* [What is required]: Retype the entries exactly. Include every line.

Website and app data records
# # #

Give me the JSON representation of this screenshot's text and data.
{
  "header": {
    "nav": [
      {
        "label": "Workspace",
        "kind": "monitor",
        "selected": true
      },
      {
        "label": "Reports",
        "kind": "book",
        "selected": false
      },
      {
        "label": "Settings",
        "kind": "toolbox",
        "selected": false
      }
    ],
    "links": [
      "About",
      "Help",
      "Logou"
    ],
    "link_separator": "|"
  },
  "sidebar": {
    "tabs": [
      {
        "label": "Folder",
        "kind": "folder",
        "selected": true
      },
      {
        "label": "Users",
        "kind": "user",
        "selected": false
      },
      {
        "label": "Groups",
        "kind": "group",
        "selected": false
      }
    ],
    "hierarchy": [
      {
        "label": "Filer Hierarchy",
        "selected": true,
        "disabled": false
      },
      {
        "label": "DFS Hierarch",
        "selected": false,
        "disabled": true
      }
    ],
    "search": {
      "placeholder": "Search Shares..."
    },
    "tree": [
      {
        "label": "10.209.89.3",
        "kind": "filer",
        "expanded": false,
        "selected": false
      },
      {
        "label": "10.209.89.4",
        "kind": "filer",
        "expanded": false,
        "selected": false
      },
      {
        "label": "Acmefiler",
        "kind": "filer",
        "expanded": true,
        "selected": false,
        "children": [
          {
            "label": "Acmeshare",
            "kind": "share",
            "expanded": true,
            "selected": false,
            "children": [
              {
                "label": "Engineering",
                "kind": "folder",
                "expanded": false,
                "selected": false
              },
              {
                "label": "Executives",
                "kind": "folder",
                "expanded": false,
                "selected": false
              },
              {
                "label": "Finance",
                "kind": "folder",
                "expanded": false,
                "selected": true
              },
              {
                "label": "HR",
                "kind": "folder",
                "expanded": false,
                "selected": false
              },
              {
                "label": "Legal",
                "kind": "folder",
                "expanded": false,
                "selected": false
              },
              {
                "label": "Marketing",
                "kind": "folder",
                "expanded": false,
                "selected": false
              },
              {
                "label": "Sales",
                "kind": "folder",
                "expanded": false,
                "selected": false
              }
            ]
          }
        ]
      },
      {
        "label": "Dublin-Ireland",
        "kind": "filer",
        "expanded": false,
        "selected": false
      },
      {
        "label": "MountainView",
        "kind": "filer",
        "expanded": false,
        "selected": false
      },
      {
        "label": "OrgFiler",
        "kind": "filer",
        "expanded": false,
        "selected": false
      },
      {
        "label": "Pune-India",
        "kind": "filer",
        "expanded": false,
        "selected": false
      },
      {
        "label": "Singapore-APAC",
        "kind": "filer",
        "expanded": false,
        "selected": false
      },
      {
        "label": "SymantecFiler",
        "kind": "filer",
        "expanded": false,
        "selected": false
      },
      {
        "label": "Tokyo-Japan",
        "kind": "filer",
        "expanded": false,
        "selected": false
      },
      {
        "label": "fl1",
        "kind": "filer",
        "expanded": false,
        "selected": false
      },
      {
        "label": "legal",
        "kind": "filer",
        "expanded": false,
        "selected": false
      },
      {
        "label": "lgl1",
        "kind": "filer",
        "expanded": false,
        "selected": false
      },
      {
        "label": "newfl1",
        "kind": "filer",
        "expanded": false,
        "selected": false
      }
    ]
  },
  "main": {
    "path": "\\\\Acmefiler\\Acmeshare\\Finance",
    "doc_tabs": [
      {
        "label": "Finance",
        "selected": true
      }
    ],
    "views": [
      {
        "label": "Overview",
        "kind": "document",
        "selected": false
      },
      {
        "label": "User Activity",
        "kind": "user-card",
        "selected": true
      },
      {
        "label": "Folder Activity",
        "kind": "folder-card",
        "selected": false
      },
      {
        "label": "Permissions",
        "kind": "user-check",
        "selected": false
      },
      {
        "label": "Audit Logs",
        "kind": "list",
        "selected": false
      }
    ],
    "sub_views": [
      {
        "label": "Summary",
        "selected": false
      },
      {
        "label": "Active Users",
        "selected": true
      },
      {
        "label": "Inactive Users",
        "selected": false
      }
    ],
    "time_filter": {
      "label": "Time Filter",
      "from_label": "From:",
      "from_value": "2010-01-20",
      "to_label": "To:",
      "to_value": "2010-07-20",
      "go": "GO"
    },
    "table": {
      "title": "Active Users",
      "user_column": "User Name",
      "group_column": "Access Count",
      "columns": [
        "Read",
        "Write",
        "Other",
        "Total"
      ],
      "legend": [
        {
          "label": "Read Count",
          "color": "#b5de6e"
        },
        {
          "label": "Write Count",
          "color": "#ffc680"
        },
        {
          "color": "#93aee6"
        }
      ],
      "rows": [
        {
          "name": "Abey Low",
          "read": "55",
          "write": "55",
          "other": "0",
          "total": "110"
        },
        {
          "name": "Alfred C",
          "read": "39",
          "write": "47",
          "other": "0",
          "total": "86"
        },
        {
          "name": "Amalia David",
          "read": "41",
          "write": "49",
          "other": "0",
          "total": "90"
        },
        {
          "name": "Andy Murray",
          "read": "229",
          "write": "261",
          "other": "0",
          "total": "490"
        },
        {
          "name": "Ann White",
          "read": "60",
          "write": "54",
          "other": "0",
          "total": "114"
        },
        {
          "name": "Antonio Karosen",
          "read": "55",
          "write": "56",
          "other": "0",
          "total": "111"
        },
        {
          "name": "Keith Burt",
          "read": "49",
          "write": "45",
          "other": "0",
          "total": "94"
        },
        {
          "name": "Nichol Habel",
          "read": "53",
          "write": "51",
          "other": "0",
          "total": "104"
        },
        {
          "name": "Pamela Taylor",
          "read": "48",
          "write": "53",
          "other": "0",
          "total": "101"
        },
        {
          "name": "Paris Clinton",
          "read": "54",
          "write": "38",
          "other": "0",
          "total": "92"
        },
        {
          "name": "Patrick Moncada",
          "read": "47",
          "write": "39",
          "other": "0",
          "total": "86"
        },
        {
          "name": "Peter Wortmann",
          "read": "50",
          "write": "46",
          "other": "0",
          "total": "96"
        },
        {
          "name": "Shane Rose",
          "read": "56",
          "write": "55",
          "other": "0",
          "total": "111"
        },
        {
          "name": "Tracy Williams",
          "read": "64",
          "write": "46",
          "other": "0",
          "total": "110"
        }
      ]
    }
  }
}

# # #

* [Result of the task]:
Give me the JSON representation of this screenshot's text and data.
{
  "header": {
    "nav": [
      {
        "label": "Workspace",
        "kind": "monitor",
        "selected": true
      },
      {
        "label": "Reports",
        "kind": "book",
        "selected": false
      },
      {
        "label": "Settings",
        "kind": "toolbox",
        "selected": false
      }
    ],
    "links": [
      "About",
      "Help",
      "Logou"
    ],
    "link_separator": "|"
  },
  "sidebar": {
    "tabs": [
      {
        "label": "Folder",
        "kind": "folder",
        "selected": true
      },
      {
        "label": "Users",
        "kind": "user",
        "selected": false
      },
      {
        "label": "Groups",
        "kind": "group",
        "selected": false
      }
    ],
    "hierarchy": [
      {
        "label": "Filer Hierarchy",
        "selected": true,
        "disabled": false
      },
      {
        "label": "DFS Hierarch",
        "selected": false,
        "disabled": true
      }
    ],
    "search": {
      "placeholder": "Search Shares..."
    },
    "tree": [
      {
        "label": "10.209.89.3",
        "kind": "filer",
        "expanded": false,
        "selected": false
      },
      {
        "label": "10.209.89.4",
        "kind": "filer",
        "expanded": false,
        "selected": false
      },
      {
        "label": "Acmefiler",
        "kind": "filer",
        "expanded": true,
        "selected": false,
        "children": [
          {
            "label": "Acmeshare",
            "kind": "share",
            "expanded": true,
            "selected": false,
            "children": [
              {
                "label": "Engineering",
                "kind": "folder",
                "expanded": false,
                "selected": false
              },
              {
                "label": "Executives",
                "kind": "folder",
                "expanded": false,
                "selected": false
              },
              {
                "label": "Finance",
                "kind": "folder",
                "expanded": false,
                "selected": true
              },
              {
                "label": "HR",
                "kind": "folder",
                "expanded": false,
                "selected": false
              },
              {
                "label": "Legal",
                "kind": "folder",
                "expanded": false,
                "selected": false
              },
              {
                "label": "Marketing",
                "kind": "folder",
                "expanded": false,
                "selected": false
              },
              {
                "label": "Sales",
                "kind": "folder",
                "expanded": false,
                "selected": false
              }
            ]
          }
        ]
      },
      {
        "label": "Dublin-Ireland",
        "kind": "filer",
        "expanded": false,
        "selected": false
      },
      {
        "label": "MountainView",
        "kind": "filer",
        "expanded": false,
        "selected": false
      },
      {
        "label": "OrgFiler",
        "kind": "filer",
        "expanded": false,
        "selected": false
      },
      {
        "label": "Pune-India",
        "kind": "filer",
        "expanded": false,
        "selected": false
      },
      {
        "label": "Singapore-APAC",
        "kind": "filer",
        "expanded": false,
        "selected": false
      },
      {
        "label": "SymantecFiler",
        "kind": "filer",
        "expanded": false,
        "selected": false
      },
      {
        "label": "Tokyo-Japan",
        "kind": "filer",
        "expanded": false,
        "selected": false
      },
      {
        "label": "fl1",
        "kind": "filer",
        "expanded": false,
        "selected": false
      },
      {
        "label": "legal",
        "kind": "filer",
        "expanded": false,
        "selected": false
      },
      {
        "label": "lgl1",
        "kind": "filer",
        "expanded": false,
        "selected": false
      },
      {
        "label": "newfl1",
        "kind": "filer",
        "expanded": false,
        "selected": false
      }
    ]
  },
  "main": {
    "path": "\\\\Acmefiler\\Acmeshare\\Finance",
    "doc_tabs": [
      {
        "label": "Finance",
        "selected": true
      }
    ],
    "views": [
      {
        "label": "Overview",
        "kind": "document",
        "selected": false
      },
      {
        "label": "User Activity",
        "kind": "user-card",
        "selected": true
      },
      {
        "label": "Folder Activity",
        "kind": "folder-card",
        "selected": false
      },
      {
        "label": "Permissions",
        "kind": "user-check",
        "selected": false
      },
      {
        "label": "Audit Logs",
        "kind": "list",
        "selected": false
      }
    ],
    "sub_views": [
      {
        "label": "Summary",
        "selected": false
      },
      {
        "label": "Active Users",
        "selected": true
      },
      {
        "label": "Inactive Users",
        "selected": false
      }
    ],
    "time_filter": {
      "label": "Time Filter",
      "from_label": "From:",
      "from_value": "2010-01-20",
      "to_label": "To:",
      "to_value": "2010-07-20",
      "go": "GO"
    },
    "table": {
      "title": "Active Users",
      "user_column": "User Name",
      "group_column": "Access Count",
      "columns": [
        "Read",
        "Write",
        "Other",
        "Total"
      ],
      "legend": [
        {
          "label": "Read Count",
          "color": "#b5de6e"
        },
        {
          "label": "Write Count",
          "color": "#ffc680"
        },
        {
          "color": "#93aee6"
        }
      ],
      "rows": [
        {
          "name": "Abey Low",
          "read": "55",
          "write": "55",
          "other": "0",
          "total": "110"
        },
        {
          "name": "Alfred C",
          "read": "39",
          "write": "47",
          "other": "0",
          "total": "86"
        },
        {
          "name": "Amalia David",
          "read": "41",
          "write": "49",
          "other": "0",
          "total": "90"
        },
        {
          "name": "Andy Murray",
          "read": "229",
          "write": "261",
          "other": "0",
          "total": "490"
        },
        {
          "name": "Ann White",
          "read": "60",
          "write": "54",
          "other": "0",
          "total": "114"
        },
        {
          "name": "Antonio Karosen",
          "read": "55",
          "write": "56",
          "other": "0",
          "total": "111"
        },
        {
          "name": "Keith Burt",
          "read": "49",
          "write": "45",
          "other": "0",
          "total": "94"
        },
        {
          "name": "Nichol Habel",
          "read": "53",
          "write": "51",
          "other": "0",
          "total": "104"
        },
        {
          "name": "Pamela Taylor",
          "read": "48",
          "write": "53",
          "other": "0",
          "total": "101"
        },
        {
          "name": "Paris Clinton",
          "read": "54",
          "write": "38",
          "other": "0",
          "total": "92"
        },
        {
          "name": "Patrick Moncada",
          "read": "47",
          "write": "39",
          "other": "0",
          "total": "86"
        },
        {
          "name": "Peter Wortmann",
          "read": "50",
          "write": "46",
          "other": "0",
          "total": "96"
        },
        {
          "name": "Shane Rose",
          "read": "56",
          "write": "55",
          "other": "0",
          "total": "111"
        },
        {
          "name": "Tracy Williams",
          "read": "64",
          "write": "46",
          "other": "0",
          "total": "110"
        }
      ]
    }
  }
}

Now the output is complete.